Vessel Revolution – $5,000 to grow their Vessel cup library supply to expand their reusable cup services to additional cafes and users in Boulder County. This will aid in successfully decreasing single-use disposables in the County and offer a fiscally viable reusable service to cafes and the community.
Programs funded for 2018:
City of Longmont – $9,000 to support implementation of recycling infrastructure and education at two St. Vrain Valley School sports fields. Currently, there are no options for recycling at the sports fields, which generate significant waste throughout the year during sporting events.
Colorado Recovery – $1,550 to purchase an energy-efficient dishwasher so they can move from disposable dishware to reusable, and provide vocational training for their clients.
Planet Bluegrass – $8,000 to expand their Reusable Plate Program to include utensils and additional reusable dishware, and to create an educational outreach program to enable the audience and fellow event organizers to replicate the Reusable Plate Program.

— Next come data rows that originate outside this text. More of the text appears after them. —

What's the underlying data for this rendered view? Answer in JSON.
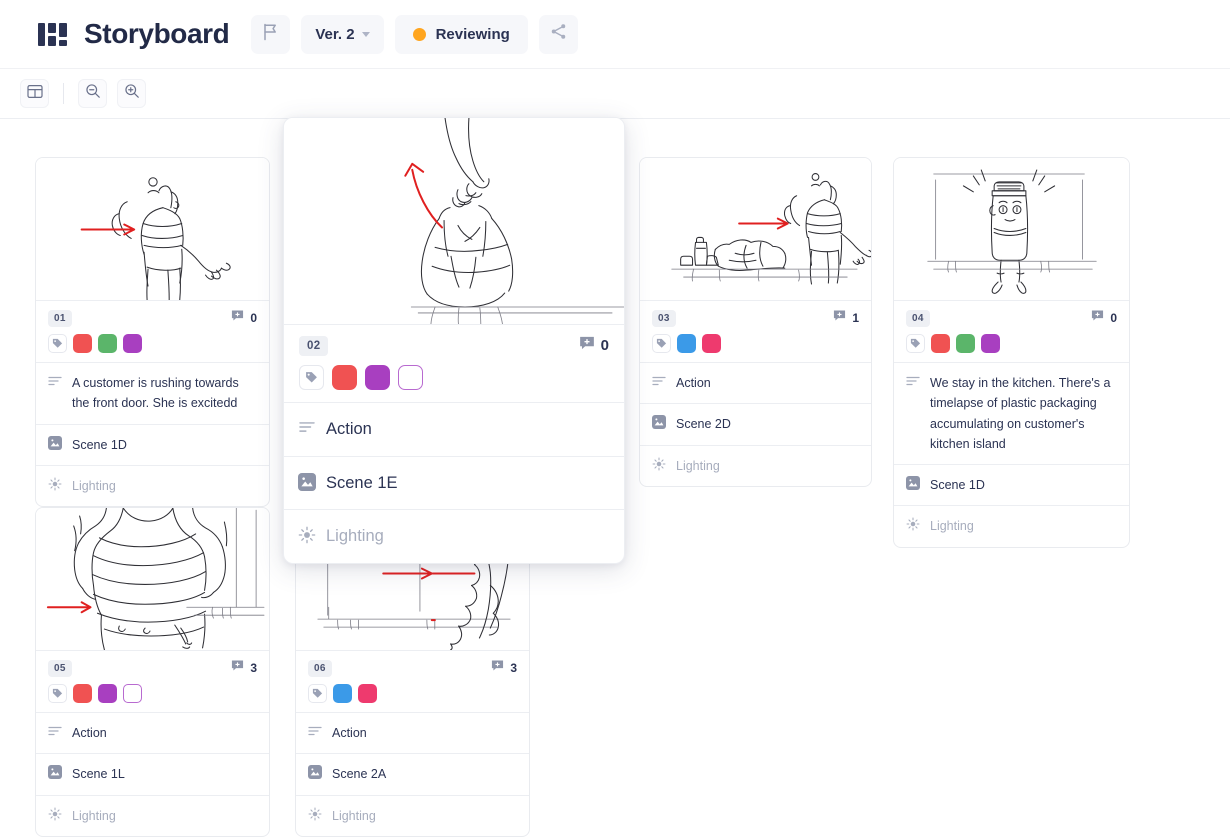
{
  "header": {
    "logo_icon": "storyboard-grid-logo",
    "title": "Storyboard",
    "flag_icon": "flag-icon",
    "version_label": "Ver. 2",
    "version_caret_icon": "chevron-down-icon",
    "status_label": "Reviewing",
    "status_dot_color": "#FFA51F",
    "share_icon": "share-icon"
  },
  "toolbar": {
    "grid_view_icon": "grid-view-icon",
    "zoom_out_icon": "zoom-out-icon",
    "zoom_in_icon": "zoom-in-icon"
  },
  "labels": {
    "tag_icon": "tag-icon",
    "comment_icon": "comment-add-icon",
    "action_icon": "text-lines-icon",
    "scene_icon": "image-icon",
    "lighting_icon": "sun-icon"
  },
  "palette": {
    "red": "#F05252",
    "green": "#5BB56A",
    "purple": "#A83FC0",
    "blue": "#3B9AE8",
    "pink": "#EE3A6E",
    "empty": "#FFFFFF"
  },
  "cards": [
    {
      "seq": "01",
      "comments": "0",
      "swatches": [
        "#F05252",
        "#5BB56A",
        "#A83FC0"
      ],
      "action": "A customer is rushing towards the front door. She is excitedd",
      "scene": "Scene 1D",
      "lighting": "Lighting",
      "sketch": "woman-walking-with-backpack"
    },
    {
      "seq": "02",
      "comments": "0",
      "swatches": [
        "#F05252",
        "#A83FC0",
        "#FFFFFF"
      ],
      "action": "Action",
      "scene": "Scene 1E",
      "lighting": "Lighting",
      "sketch": "hand-holding-shopping-bag"
    },
    {
      "seq": "03",
      "comments": "1",
      "swatches": [
        "#3B9AE8",
        "#EE3A6E"
      ],
      "action": "Action",
      "scene": "Scene 2D",
      "lighting": "Lighting",
      "sketch": "woman-standing-over-groceries"
    },
    {
      "seq": "04",
      "comments": "0",
      "swatches": [
        "#F05252",
        "#5BB56A",
        "#A83FC0"
      ],
      "action": "We stay in the kitchen. There's a timelapse of plastic packaging accumulating on customer's kitchen island",
      "scene": "Scene 1D",
      "lighting": "Lighting",
      "sketch": "jar-character-on-counter"
    },
    {
      "seq": "05",
      "comments": "3",
      "swatches": [
        "#F05252",
        "#A83FC0",
        "#FFFFFF"
      ],
      "action": "Action",
      "scene": "Scene 1L",
      "lighting": "Lighting",
      "sketch": "closeup-striped-shirt-torso"
    },
    {
      "seq": "06",
      "comments": "3",
      "swatches": [
        "#3B9AE8",
        "#EE3A6E"
      ],
      "action": "Action",
      "scene": "Scene 2A",
      "lighting": "Lighting",
      "sketch": "doorway-with-arrow"
    }
  ]
}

KGNU – $10,000 to create a “Zero Waste Radio Series and Public Education Media Campaign.” The project will include a public education media campaign that will provide weekly public service announcements (PSA) to be aired on KGNU in English and Spanish.
Vessel Revolution – $5,000 to roll out a citywide launch of a reusable mug program in Boulder in 2018/2019. The funds will be used to build infrastructure and test drop off sites for reusable mugs that will be located in public and private spaces throughout Boulder.
Town of Lyons – $8,000 to purchase bear-proof recycling containers to expand the public recycling opportunities in the downtown area.
City of Lafayette – $1,690 to support zero waste efforts at the monthly Art Night Out event.
Art Parts – $2,951 to expand the capacity and efficiency of their intake process.
Ascent Community Church – $3,809 to purchase recycling containers to improve diversion from the landfill.